What this task involves: Search the listing below, and show each line that includes the word "glyph".

Data supplied:
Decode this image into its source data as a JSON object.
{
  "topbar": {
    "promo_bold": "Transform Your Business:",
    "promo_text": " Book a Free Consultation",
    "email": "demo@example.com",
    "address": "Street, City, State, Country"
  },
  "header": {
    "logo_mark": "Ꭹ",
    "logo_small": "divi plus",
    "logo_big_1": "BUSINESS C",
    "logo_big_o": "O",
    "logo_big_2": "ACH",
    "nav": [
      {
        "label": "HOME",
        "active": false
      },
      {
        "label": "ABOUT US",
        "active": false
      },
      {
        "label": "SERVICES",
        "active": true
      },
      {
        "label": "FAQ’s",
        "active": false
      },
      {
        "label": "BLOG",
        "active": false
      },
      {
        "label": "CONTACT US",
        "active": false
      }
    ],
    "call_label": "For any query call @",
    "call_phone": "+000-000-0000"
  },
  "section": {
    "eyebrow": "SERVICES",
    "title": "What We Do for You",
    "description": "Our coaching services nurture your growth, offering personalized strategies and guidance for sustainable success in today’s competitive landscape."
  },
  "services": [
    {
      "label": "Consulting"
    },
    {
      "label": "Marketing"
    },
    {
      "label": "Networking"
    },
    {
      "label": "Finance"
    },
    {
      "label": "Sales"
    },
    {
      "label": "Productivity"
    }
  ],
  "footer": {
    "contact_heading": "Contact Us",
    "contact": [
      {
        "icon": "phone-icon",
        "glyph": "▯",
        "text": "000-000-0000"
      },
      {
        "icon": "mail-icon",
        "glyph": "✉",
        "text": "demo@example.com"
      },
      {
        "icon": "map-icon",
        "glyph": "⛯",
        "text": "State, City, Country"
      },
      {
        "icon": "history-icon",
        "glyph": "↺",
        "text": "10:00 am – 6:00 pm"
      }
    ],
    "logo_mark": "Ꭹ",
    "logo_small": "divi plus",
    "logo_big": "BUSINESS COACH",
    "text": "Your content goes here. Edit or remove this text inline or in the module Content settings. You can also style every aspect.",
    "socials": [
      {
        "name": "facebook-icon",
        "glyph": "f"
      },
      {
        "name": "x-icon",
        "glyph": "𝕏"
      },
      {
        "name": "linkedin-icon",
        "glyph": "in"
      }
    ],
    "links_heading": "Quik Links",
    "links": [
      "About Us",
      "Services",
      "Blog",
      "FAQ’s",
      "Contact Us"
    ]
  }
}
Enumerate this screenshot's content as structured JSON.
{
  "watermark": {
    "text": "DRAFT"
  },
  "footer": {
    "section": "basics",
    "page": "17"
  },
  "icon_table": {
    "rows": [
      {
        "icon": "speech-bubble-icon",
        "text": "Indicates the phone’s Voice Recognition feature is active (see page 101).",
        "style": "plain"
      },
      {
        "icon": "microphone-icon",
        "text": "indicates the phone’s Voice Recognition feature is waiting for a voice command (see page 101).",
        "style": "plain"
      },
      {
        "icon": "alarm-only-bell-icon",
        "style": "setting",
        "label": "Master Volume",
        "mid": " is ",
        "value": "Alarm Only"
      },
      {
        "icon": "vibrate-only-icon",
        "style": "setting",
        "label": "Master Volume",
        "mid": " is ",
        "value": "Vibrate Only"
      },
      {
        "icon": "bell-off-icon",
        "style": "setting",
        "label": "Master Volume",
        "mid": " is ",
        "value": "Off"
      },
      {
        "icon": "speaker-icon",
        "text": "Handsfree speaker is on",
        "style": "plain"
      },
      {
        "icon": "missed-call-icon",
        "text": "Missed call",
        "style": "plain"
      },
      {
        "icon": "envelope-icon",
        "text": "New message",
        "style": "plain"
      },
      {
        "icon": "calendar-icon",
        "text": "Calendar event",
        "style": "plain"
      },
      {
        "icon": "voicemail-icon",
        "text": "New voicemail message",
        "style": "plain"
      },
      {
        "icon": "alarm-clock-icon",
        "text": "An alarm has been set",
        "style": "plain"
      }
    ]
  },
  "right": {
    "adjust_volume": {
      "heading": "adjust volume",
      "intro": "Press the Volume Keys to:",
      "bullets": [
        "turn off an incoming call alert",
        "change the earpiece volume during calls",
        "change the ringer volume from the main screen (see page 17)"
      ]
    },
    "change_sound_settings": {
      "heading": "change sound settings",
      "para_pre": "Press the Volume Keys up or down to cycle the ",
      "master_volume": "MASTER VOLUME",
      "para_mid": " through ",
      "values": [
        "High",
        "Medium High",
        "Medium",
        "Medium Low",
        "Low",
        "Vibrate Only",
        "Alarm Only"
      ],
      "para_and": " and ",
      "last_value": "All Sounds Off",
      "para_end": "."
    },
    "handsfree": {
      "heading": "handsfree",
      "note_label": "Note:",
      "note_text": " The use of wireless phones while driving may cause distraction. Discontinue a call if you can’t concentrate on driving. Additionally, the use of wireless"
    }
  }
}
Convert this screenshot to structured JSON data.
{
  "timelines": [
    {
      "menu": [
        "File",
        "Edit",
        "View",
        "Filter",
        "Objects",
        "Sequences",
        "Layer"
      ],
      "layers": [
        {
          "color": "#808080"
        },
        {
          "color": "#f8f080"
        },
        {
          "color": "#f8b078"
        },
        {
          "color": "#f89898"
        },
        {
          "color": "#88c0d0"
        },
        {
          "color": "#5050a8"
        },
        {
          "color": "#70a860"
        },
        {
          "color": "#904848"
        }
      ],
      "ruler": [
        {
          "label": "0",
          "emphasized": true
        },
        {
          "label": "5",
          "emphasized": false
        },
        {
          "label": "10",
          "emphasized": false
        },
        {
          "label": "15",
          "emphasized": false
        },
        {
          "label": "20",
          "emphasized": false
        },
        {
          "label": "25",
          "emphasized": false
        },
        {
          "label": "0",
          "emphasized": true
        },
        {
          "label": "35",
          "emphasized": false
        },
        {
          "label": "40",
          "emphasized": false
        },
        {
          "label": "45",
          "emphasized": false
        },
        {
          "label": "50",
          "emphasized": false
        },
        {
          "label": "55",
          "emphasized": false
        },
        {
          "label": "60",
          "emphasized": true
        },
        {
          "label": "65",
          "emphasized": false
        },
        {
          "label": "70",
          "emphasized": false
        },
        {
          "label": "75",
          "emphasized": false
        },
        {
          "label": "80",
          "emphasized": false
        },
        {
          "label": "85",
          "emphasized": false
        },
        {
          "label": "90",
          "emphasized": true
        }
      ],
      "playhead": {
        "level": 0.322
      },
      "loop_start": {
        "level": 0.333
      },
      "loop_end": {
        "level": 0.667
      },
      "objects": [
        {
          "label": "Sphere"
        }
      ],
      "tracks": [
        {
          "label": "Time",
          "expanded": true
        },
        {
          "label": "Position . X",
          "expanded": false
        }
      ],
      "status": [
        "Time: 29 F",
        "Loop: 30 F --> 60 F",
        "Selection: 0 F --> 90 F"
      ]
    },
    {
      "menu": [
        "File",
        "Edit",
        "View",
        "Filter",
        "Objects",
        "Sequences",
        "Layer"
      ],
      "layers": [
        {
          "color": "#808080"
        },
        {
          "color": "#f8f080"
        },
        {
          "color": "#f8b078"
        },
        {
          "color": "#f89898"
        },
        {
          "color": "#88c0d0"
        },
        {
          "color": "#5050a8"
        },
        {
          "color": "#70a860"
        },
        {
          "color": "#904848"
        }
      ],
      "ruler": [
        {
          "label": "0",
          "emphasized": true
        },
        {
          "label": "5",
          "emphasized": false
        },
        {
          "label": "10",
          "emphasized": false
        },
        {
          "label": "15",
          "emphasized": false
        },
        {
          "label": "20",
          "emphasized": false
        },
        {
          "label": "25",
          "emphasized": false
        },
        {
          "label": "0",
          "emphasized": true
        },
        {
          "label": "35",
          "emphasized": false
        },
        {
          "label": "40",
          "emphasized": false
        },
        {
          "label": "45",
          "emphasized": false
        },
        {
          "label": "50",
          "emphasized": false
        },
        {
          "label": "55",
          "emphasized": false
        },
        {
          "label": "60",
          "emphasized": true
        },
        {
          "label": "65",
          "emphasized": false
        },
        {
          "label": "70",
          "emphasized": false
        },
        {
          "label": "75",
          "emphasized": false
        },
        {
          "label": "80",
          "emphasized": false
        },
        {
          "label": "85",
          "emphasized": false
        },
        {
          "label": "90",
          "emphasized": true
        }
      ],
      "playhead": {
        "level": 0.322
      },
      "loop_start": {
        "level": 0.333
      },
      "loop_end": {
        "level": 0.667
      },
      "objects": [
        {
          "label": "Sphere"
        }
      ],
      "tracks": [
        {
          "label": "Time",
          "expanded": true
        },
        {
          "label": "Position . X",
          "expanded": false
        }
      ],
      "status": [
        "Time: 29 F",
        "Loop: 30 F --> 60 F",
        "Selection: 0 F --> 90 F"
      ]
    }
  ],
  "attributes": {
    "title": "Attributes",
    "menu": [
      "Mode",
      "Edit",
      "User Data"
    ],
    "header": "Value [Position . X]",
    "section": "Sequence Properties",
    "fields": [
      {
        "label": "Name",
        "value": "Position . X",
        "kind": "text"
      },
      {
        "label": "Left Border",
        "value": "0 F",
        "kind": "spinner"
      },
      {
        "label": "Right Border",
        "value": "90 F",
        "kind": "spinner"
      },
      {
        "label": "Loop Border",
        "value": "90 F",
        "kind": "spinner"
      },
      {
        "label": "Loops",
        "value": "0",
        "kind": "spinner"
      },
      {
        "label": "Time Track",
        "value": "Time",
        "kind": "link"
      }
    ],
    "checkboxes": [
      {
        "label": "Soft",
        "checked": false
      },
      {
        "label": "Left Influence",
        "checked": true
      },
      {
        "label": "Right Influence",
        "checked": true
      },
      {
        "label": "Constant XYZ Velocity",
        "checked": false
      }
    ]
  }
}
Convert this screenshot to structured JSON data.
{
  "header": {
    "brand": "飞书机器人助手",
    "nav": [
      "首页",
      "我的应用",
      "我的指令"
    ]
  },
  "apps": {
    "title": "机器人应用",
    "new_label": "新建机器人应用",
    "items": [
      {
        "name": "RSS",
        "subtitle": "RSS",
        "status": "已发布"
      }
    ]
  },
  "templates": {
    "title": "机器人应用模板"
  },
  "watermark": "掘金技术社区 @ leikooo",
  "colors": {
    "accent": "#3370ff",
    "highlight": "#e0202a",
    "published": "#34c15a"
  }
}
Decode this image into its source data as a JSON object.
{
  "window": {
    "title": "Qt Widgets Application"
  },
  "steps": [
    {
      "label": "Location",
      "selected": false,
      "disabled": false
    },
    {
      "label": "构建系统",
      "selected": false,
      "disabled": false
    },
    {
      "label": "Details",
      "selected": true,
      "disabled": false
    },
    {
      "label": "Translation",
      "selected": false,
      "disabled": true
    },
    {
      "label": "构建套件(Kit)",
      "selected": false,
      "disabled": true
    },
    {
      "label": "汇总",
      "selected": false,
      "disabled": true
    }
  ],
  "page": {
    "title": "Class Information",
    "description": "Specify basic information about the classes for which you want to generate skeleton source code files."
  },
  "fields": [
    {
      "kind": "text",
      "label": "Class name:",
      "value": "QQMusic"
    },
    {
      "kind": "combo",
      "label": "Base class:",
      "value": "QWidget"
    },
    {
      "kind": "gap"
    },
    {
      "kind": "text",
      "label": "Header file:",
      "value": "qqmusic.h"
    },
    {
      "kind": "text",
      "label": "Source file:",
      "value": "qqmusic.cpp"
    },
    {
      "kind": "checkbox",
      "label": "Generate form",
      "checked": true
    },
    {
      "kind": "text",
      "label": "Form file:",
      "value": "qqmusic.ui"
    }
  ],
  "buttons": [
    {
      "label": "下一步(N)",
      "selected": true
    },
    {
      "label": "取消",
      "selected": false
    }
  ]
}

Exercise output:
        "glyph": "▯",
        "glyph": "✉",
        "glyph": "⛯",
        "glyph": "↺",
        "glyph": "f"
        "glyph": "𝕏"
        "glyph": "in"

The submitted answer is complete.